 Step 6: Allow your jars to cool
  • I sit my jars on a folded towel on the counter to minimize heat damage.  Allow them to sit for 24 hours.  You may begin to hear random pinging/popping noises...don't be alarmed, that's a good thing.  After 24 hours check your jars for a good seal.  If your jars have sealed properly the center of the lid will not move, or have any "give", when you press on it.  If all goes well, your newly canned jars of apples will last about 12 months, IF you can keep from eating them for that long!

Change is in the Air

It has been unseasonably cool this summer, not that I'm complaining or anything, but it has certainly felt more like fall than summer.  Even as I'm typing this I'm sitting with an afghan I made a few years ago wrapped around my shoulders.  I have a couple of windows open and the chill is working it's way through the room.   Tonight would be a good night for a warm glass of tea. 

Today was filled to the brim with hustle and bustle.   First it was check-ups at the doctors office for two of the four munchkins, then swim lessons and a workout at the Y, then home to make dinner and clean.  Our upstairs shower and toilet have been less than perfectly functional for the last two weeks or so and we are finally getting a plumber in to take a look at it tomorrow so the upstairs bath needed a good scrub down.   After that it was out to the orchard in the late evening to pick a giant bushel of apples before the last bit of sun was gone. 

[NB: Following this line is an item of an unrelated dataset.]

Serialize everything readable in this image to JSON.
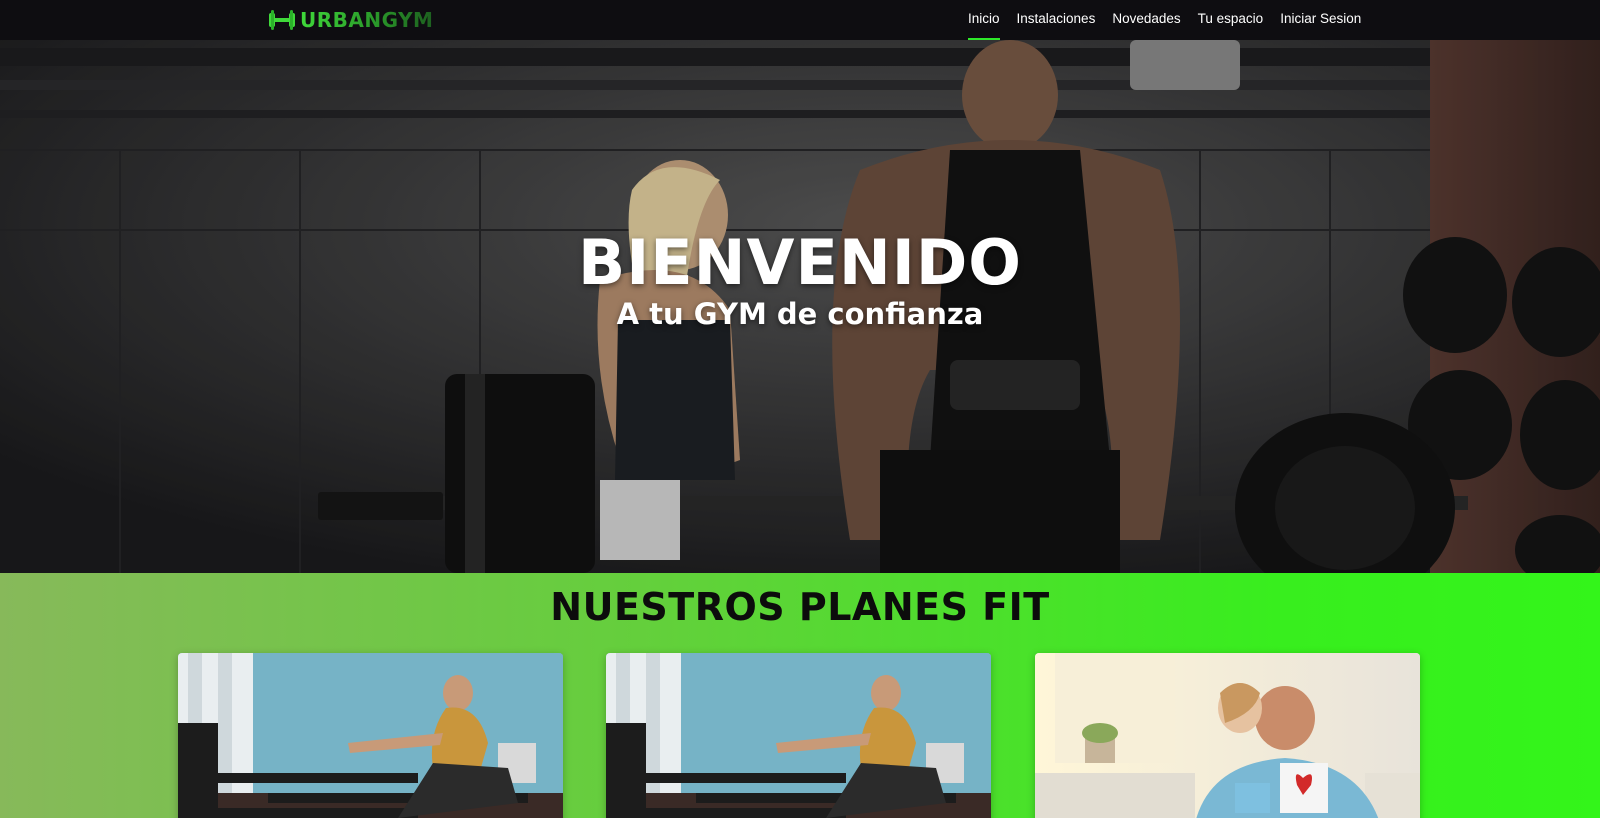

With the cooler weather my thoughts have been turning to those of sweaters for the youngsters.  Oldest needs a couple of new ones as does Middle and the baby.  I have been spending much of the precious little downtime I've had lately scouring the internet for cute patterns to try.  I may break out the knitting machine and work a few up on it this year.  It might be fun.   I also need to be working on a warmer blanket for DS number 3.

It seems like lately I have more projects than time.  I'm going to have to slow down eventually.  I'm already tired just thinking about everything that still needs done.  The apples need put up, the sweaters need made, the house needs cleaned, the laundry needs washed, I need to start getting the kids ready for schooling, then there are the dinners to be made, the shopping to be done, the bills to be paid, and on and on it goes. 

This weekend we are making a trip to the zoo with the kiddos.  It will be a much needed distraction and break from the daily grind.  I think stepping back, even just for a day, will do us all a world of good.   I love this lifestyle, I've been doing it for many, many years.  The country is gorgeous.  Life is "simpler".  We work hard and we sleep well.  But even something as well loved and as wonderful as the simple life can become overwhelming if you don't take a break now and again to regroup. 

Blessings be unto you and yours until next time.